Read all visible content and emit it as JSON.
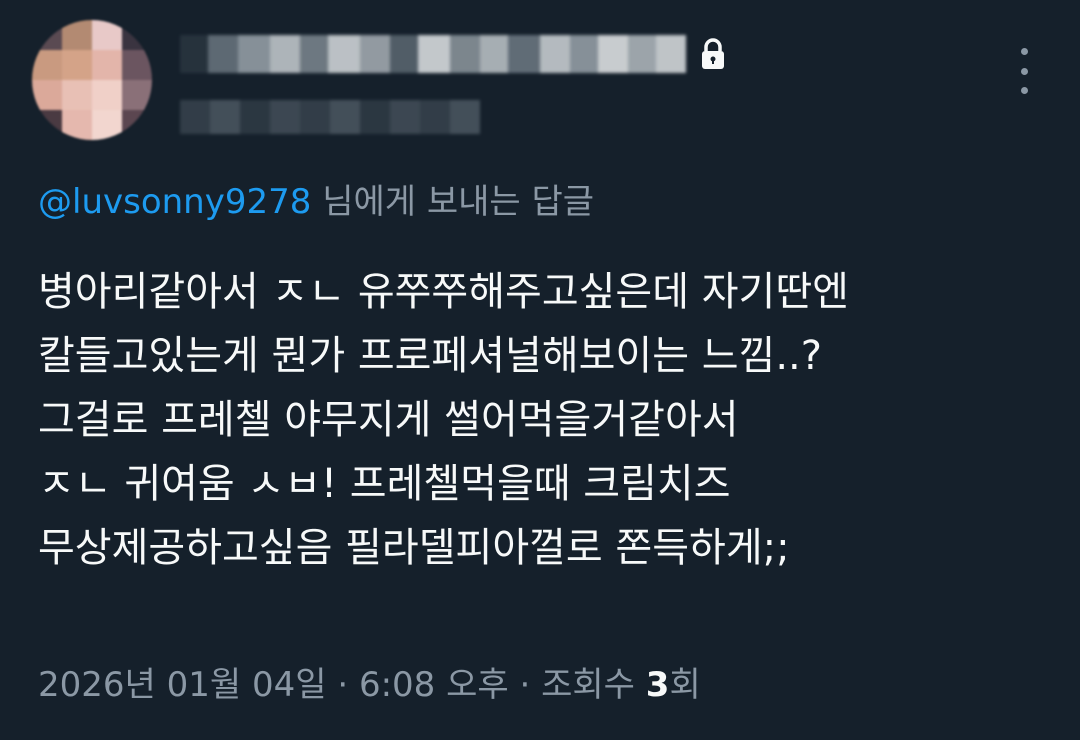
{
  "colors": {
    "background": "#15202b",
    "text_primary": "#f7f9f9",
    "text_secondary": "#8b98a5",
    "accent": "#1d9bf0"
  },
  "header": {
    "avatar_icon": "pixelated-avatar",
    "lock_icon": "lock-icon",
    "more_icon": "more-vertical-icon"
  },
  "reply": {
    "mention": "@luvsonny9278",
    "suffix": " 님에게 보내는 답글"
  },
  "tweet": {
    "lines": [
      "병아리같아서 ㅈㄴ 유쭈쭈해주고싶은데 자기딴엔",
      "칼들고있는게 뭔가 프로페셔널해보이는 느낌..?",
      "그걸로 프레첼 야무지게 썰어먹을거같아서",
      "ㅈㄴ 귀여움 ㅅㅂ! 프레첼먹을때 크림치즈",
      "무상제공하고싶음 필라델피아껄로 쫀득하게;;"
    ]
  },
  "meta": {
    "date": "2026년 01월 04일",
    "sep1": " · ",
    "time": "6:08 오후",
    "sep2": " · ",
    "views_label": "조회수 ",
    "views_count": "3",
    "views_suffix": "회"
  }
}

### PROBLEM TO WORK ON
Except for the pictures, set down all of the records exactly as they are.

### SOLUTION TO THE EXERCISE
Read all visible content and emit it as JSON.
{
  "colors": {
    "background": "#15202b",
    "text_primary": "#f7f9f9",
    "text_secondary": "#8b98a5",
    "accent": "#1d9bf0"
  },
  "header": {
    "avatar_icon": "pixelated-avatar",
    "lock_icon": "lock-icon",
    "more_icon": "more-vertical-icon"
  },
  "reply": {
    "mention": "@luvsonny9278",
    "suffix": " 님에게 보내는 답글"
  },
  "tweet": {
    "lines": [
      "병아리같아서 ㅈㄴ 유쭈쭈해주고싶은데 자기딴엔",
      "칼들고있는게 뭔가 프로페셔널해보이는 느낌..?",
      "그걸로 프레첼 야무지게 썰어먹을거같아서",
      "ㅈㄴ 귀여움 ㅅㅂ! 프레첼먹을때 크림치즈",
      "무상제공하고싶음 필라델피아껄로 쫀득하게;;"
    ]
  },
  "meta": {
    "date": "2026년 01월 04일",
    "sep1": " · ",
    "time": "6:08 오후",
    "sep2": " · ",
    "views_label": "조회수 ",
    "views_count": "3",
    "views_suffix": "회"
  }
}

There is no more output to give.